House Speaker John BoehnerJohn BoehnerBoehner: 'Thank God' I wasn't in the middle of election Ryan delays committee assignments until 2017 Lobbying World MORE (R-Ohio) on Friday said a broad deficit-reduction deal is not “imminent” and stressed that the gap between the White House and Republican leaders has not narrowed in recent days.
“There is no agreement in private or in public,” BoehnerJohn BoehnerBoehner: 'Thank God' I wasn't in the middle of election Ryan delays committee assignments until 2017 Lobbying World MORE said at a morning press conference. “And as the president said yesterday,” he added, indicating with his hands, “we are this far apart. It’s not like there is some imminent deal about to happen. There are serious disagreements about how to deal with this very serious problem.”
Multiple officials have told The Hill that Obama presented three options for raising the debt ceiling at a meeting with congressional leaders Thursday: a short-term extension he said he would veto, a medium-term extension that would achieve about $2.5 trillion in budget savings identified by the group of negotiators led by Vice President Biden and a larger deal that would slash more than $4 trillion from the deficit over 10 to 12 years.
A source told The Hill that Obama made clear he prefers the $4 trillion package. The president thinks “they should go big and try to get the big one,” the source said.
Boehner told reporters Friday that he also wants what he would describe as “the big deal.”
“But at the end of the day we’ve got to have a bill that we can pass through the House and the Senate,” the Speaker said. “This is a Rubik’s Cube that we haven’t quite figured out.”
While Boehner said big differences remained, he did identify the Aug. 2 date as a critical marker in the process.
“While some think we can go past Aug. 2, I frankly think it puts us in an awful lot of jeopardy and puts our economy in jeopardy, risking even more jobs,” the Speaker said.
Cantor “said that the big deal as described by the president included $1.4 [trillion] to $1.7 trillion in tax hikes and he doesn't support that and the House wouldn't support that,” an aide to the majority leader said.
In a brief interview Friday, Cantor told The Hill that he “is right where the Speaker is.”
“We want to make as much positive change to the fiscal outlook of this country as we possibly can without raising taxes,” Cantor said. “The Speaker’s in the same place I am."
But while GOP officials have signaled a new openness to considering closing tax loopholes, the majority leader cast doubt that $1 trillion in new revenues would not be considered tax hikes, as defined by the nonpartisan Congressional Budget Office.
“I’m not sure how you can even say if CBO defines new revenues as raising taxes how that’s not raising taxes,” Cantor said.
“The insistence that I have and have consistently said throughout the Biden talks and now is that we can’t and won’t support any tax hikes.”
Cantor cited the weak monthly jobs report for June as more reason to oppose tax hikes.
“Look at these job numbers,” Cantor said. “I would ask the other side: Do they think now’s the time to raise taxes on small businesses and families?
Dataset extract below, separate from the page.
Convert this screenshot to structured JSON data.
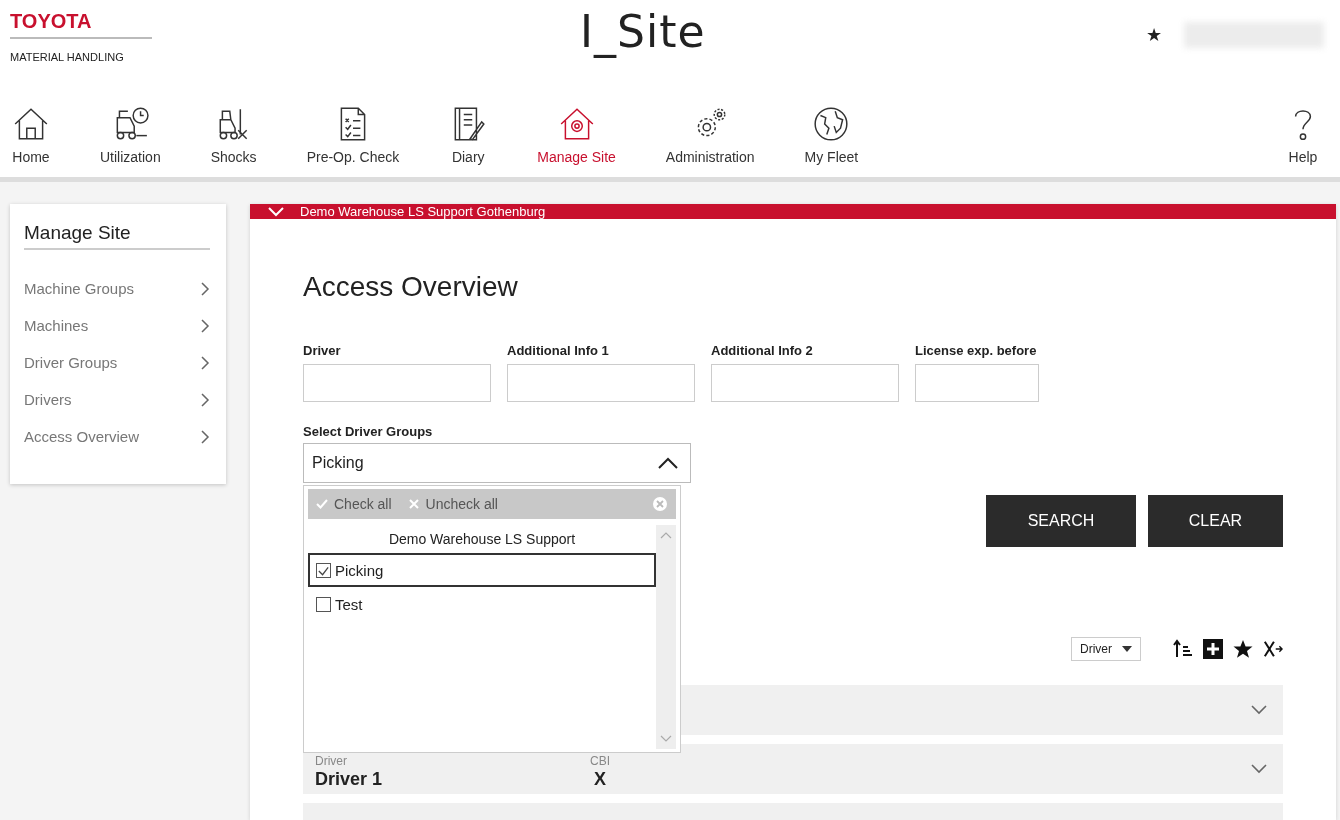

They’ve got to be kidding if they think now’s the time to raise taxes.”